AIDS Main Killer of Men in San Francisco
October 10, 2006
Despite the 1996 advent of highly active antiretroviral therapy, 2003 data from the San Francisco Department of Public Health show that AIDS remained the number-one cause of death for men ages 15-54 in the city. A DPH epidemiologist believes it is most likely also the leading cause of mortality among gay men ages 15-64. That assessment was shared by some AIDS advocates, who said nearly 90 percent of the city's AIDS cases are gay and bisexual men.
Ling Hsu, co-director of DPH's HIV/AIDS Statistics and Epidemiology section, said the numbers translate to 52 HIV/AIDS deaths per 100,000 male residents in the 15-54 age group. In the state and nationally, HIV/AIDS is about the sixth-ranking cause of death for males ages 15-54, said Hsu. The high HIV/AIDS prevalence among gay men in the city makes it "reasonable to assume that HIV/AIDS would be the #1 cause of death among gay men ages 15-64 ... ." But Hsu emphasized that while the city has an estimate of its gay population, it does not have mortality figures grouped by sexuality.

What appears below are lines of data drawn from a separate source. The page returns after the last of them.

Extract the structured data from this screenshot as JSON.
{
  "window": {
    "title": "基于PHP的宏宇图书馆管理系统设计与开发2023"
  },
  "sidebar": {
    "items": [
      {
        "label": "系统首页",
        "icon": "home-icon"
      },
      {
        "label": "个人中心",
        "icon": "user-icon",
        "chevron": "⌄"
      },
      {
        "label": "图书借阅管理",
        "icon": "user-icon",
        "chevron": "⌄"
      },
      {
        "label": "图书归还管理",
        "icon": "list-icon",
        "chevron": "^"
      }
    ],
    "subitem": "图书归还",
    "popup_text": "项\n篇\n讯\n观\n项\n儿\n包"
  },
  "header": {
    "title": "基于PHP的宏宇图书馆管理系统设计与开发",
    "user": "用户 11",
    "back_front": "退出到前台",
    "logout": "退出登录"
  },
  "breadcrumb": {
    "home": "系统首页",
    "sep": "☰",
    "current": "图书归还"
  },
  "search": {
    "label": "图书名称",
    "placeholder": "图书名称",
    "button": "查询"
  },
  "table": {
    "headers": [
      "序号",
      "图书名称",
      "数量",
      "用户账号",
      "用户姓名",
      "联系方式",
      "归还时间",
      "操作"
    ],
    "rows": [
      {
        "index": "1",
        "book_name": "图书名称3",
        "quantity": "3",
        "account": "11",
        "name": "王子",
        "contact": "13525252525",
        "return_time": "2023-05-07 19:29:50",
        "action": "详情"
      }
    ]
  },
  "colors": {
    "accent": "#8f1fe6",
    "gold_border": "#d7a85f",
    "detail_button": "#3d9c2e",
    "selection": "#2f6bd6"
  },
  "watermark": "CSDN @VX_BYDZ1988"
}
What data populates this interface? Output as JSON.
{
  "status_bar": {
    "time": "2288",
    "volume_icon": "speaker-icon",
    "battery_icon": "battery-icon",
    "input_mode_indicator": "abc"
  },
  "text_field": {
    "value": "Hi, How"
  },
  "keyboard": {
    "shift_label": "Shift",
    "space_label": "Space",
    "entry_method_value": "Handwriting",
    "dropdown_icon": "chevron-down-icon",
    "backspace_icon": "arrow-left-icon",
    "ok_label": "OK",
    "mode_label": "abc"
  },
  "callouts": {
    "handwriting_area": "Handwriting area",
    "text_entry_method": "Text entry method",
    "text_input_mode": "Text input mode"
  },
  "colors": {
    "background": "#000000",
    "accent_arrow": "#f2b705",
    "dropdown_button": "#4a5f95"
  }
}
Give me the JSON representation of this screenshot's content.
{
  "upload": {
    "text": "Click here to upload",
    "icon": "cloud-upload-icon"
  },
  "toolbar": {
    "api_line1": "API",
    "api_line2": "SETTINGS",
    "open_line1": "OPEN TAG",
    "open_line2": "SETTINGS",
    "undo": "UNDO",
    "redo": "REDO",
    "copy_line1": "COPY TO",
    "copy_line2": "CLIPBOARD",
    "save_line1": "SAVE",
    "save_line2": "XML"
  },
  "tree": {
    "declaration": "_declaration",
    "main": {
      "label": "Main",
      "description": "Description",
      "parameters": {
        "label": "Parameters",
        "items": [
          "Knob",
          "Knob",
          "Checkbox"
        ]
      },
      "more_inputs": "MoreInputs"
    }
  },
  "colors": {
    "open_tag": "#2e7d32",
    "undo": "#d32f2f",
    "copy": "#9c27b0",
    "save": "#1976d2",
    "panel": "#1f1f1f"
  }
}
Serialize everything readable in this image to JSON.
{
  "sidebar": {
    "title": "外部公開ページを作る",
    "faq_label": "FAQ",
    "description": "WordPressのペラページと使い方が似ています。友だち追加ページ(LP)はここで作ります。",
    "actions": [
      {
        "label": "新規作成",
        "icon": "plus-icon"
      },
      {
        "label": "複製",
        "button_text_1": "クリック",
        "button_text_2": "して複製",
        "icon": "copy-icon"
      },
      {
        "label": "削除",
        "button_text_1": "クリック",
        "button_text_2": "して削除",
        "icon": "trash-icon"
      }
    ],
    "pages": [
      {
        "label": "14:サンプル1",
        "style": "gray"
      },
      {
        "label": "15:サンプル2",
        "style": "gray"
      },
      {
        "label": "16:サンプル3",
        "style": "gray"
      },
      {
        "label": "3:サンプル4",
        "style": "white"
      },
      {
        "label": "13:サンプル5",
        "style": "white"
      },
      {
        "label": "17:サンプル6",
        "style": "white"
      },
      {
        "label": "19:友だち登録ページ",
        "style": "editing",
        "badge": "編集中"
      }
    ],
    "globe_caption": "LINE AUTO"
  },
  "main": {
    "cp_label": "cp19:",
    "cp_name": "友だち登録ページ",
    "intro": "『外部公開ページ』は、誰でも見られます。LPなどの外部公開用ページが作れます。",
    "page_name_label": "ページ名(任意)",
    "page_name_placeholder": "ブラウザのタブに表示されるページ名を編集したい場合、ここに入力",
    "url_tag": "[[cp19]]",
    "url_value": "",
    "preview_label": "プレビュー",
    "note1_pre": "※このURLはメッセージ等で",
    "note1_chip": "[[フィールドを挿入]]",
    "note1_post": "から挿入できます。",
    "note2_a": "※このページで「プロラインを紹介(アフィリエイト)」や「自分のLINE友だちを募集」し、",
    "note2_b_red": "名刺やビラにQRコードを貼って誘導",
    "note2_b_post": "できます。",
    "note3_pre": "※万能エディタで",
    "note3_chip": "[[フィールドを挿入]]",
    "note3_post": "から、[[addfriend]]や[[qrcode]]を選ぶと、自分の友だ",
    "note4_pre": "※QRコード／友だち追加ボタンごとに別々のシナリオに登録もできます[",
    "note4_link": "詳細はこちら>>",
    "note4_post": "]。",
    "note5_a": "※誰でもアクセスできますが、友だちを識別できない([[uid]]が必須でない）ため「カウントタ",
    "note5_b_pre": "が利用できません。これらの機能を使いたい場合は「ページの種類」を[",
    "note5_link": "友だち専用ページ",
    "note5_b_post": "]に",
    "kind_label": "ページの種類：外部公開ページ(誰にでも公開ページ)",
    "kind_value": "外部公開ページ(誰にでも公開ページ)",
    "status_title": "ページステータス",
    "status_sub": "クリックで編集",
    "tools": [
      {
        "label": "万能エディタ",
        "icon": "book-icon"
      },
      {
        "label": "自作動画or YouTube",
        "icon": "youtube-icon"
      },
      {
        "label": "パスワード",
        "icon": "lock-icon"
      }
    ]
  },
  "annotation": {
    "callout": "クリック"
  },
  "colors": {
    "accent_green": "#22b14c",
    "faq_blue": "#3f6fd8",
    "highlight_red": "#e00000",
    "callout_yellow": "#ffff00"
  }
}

HIV/AIDS decreased as an underlying cause of death among those infected from 88 percent between 1992-1995 to 72 percent in 2000-2003, according to the DPH 2005 HIV/AIDS report. During 2000-2003, non-AIDS cancers (6.7 percent), and heart and liver disease (5.2 percent and 2.3 percent, respectively) increased as a proportion of causes of mortality among those with AIDS. Cumulatively, most AIDS deaths were in those ages 30-39. In recent years, however, most AIDS deaths occurred among those ages 40-49.
"I think people haven't made a newsworthy piece of it because people assumed it was true," said Steven Tierney, San Francisco AIDS Foundation's executive director. "I think people have a right to know that; it might have some impact in people's decision-making."
Bay Area Reporter (San Francisco)
10.05.2006; Matthew S. Bajko
This article was provided by U.S. Centers for Disease Control and Prevention. It is a part of the publication CDC HIV/Hepatitis/STD/TB Prevention News Update. Visit the CDC's website to find out more about their activities, publications and services.